As per the studies later published, more than 800 oil wells were blown up, of these more than 600 caught fire and burned with flames and about 50 wells gushed oil onto the ground. The maximum amount of burnt oil and gas in the oil fires was about 3,55,000 tons and 35 million cubic meters respectively per day. The SO2 emissions for the burning oil and gas have been estimated to about 20,000 tons per day and the total SO2 emission about 24,000 tons per day. The CO2 emission from the burning oil and gas in Kuwait has been estimated to about 130 to 140 million tons. That amount corresponds to around 3% of the global annual anthropogenic (originating from human activities) contribution from the use of fossil and recent fuels. Levels of particles in the air a few kilometers from the burning oil fields were in the order of about 105 per cm3. This quantity corresponds to 10% of the global contribution from burning of recent and fossil fuels. Soot and oil covered extensive areas in Kuwait, northern Saudi Arabia, and the Gulf. The vegetation, as well as wildlife, was exposed to this fallout but no or very scattered information is available about environmental aspects.
The marine environment was exposed to large quantities of petroleum hydrocarbons, the volume of the spills into the seas was to the tune of 1.7 million tons. The tank farms on land (Al Ahmadi North), oil loading viii terminals (Sea Island and Mina Al-Bakr (Iraq) and oil carriers (ships) anchored along the Kuwait coast – released oil into the seas. The spill was broken up into several smaller spills which contaminated most of the Saudi Arabian coastline consisting of sand, gravel, wetlands, lagoons, and muddy tidal flats, sometimes covered by vegetation was all contaminated. Some oil ended up on the beaches of Kuwait, Iran, Bahrain, and Qatar but generally, these countries were less affected. The oil on the Saudi Arabian coastline ended up in shallow lagoons, wetlands, and flats covered with vegetation. Here the oil caused considerable damage caused primarily by the physical characteristics of the oil on the vegetation and animals in the intertidal zone. Hence most of the mangroves and marshes in the wetlands along the affected coast were destroyed by the oil. Fifty to 90% of the fauna of these areas, mainly crabs, Amphipoda, and mollusks, was also killed by the oil.
The large-scale clean-up that was carried out after the spill in many areas did contribute to increasing the damage and spreading the oil into previously unaffected areas.

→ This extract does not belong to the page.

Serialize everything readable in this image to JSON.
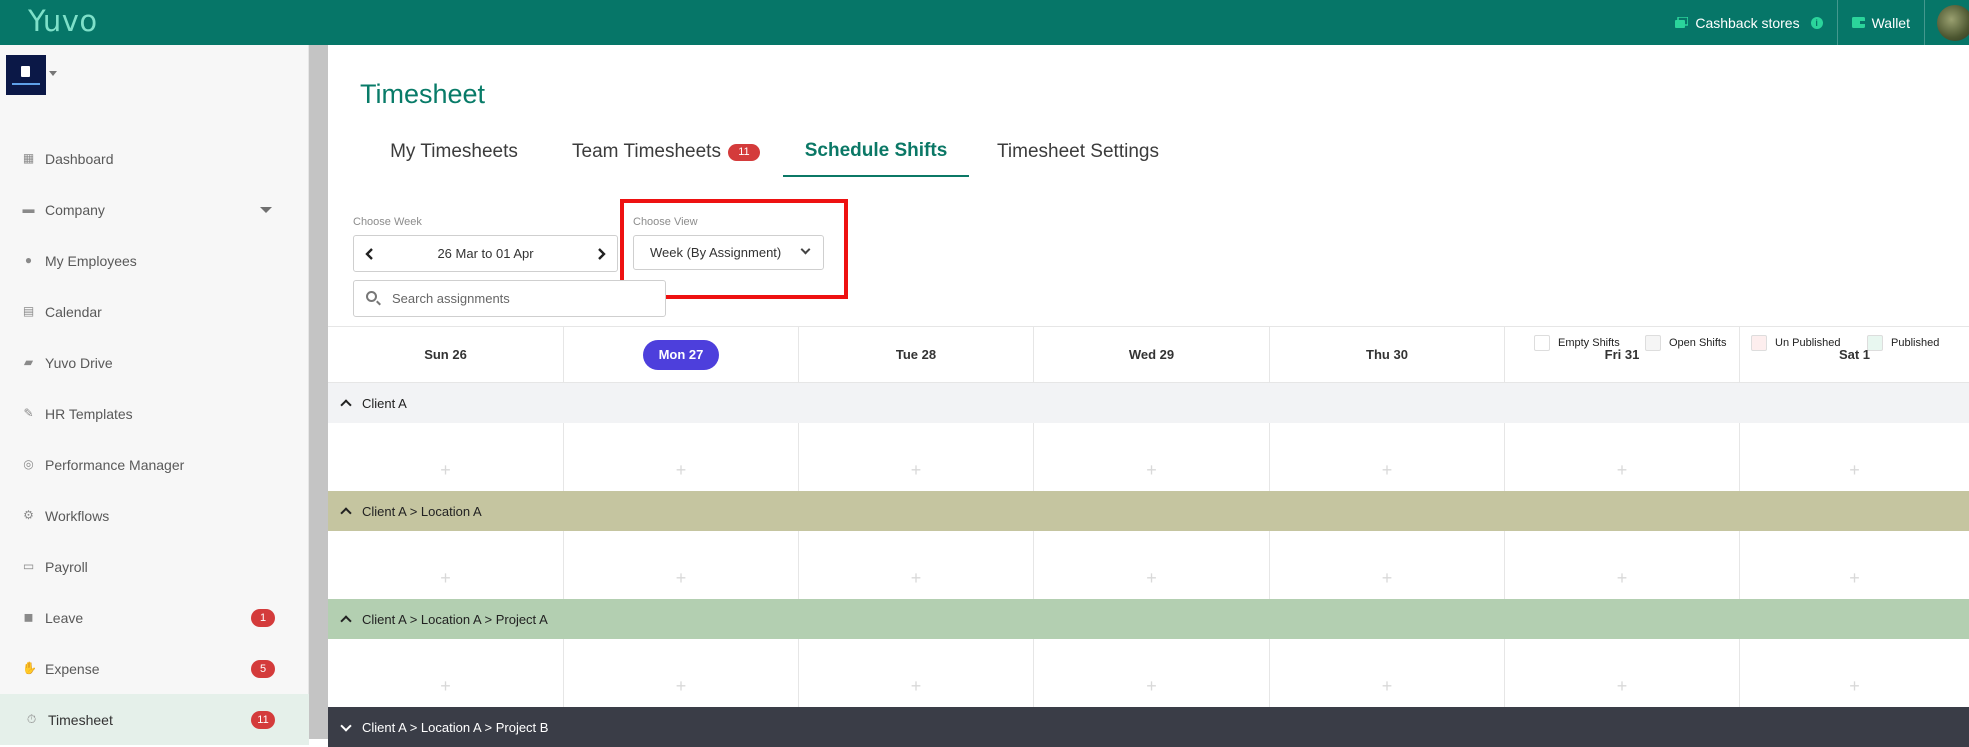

Studies from different subtidal areas along the Saudi Arabian coast on sand, mud and rock bottoms and in sea-grass beds showed minor or no effects at all among the fauna and flora at 1 to 6 meters depth and deeper areas.
Seabirds and waders were affected by direct oiling of feathers and due to the intake of oil primarily through preening. Between 22 and 50% of the populations of several species of cormorants and grebes died as a result of the spill.
Investigations of the presence of waders on the shores made during the acute phase of the war showed a reduction by almost 100%, and oil had contaminated most of the birds found. About 100,000 waders were killed directly or indirectly by the oil spill. Approximately 50 dugongs and several times as many dolphins were found dead on the beaches of Saudi Arabia after that spill.
Investigations of the populations of marine turtles showed that green turtles nested at average rates and with a hatching success similar to the figures for the years previous to the spill. For hawksbills the number of nests was normal, but the hatching rate was much lower than usual.
After the Gulf War was over, a massive clean-up was embarked on. Some of the oil was recovered, some were washed ashore, mainly in Saudi Arabia, and some evaporated. A long-term study monitored 22 separate locations in a Saudi Marine Wildlife Sanctuary: by 2007 six locations had returned to their previous state, two had not improved at all, and the remainder were still affected by various degrees of pollution. So, 16 years after the war, the area was far from fully recovered.
- The Environmental Impacts of the Gulf War 1991; by Olof Lindén, Arne Jernelöv, Johanna Egerup; International Institute for Applied Systems Analysis, Austria
- Incident news of National Oceanic and Atmospheric Administration(NOAA)
- Devastating Disasters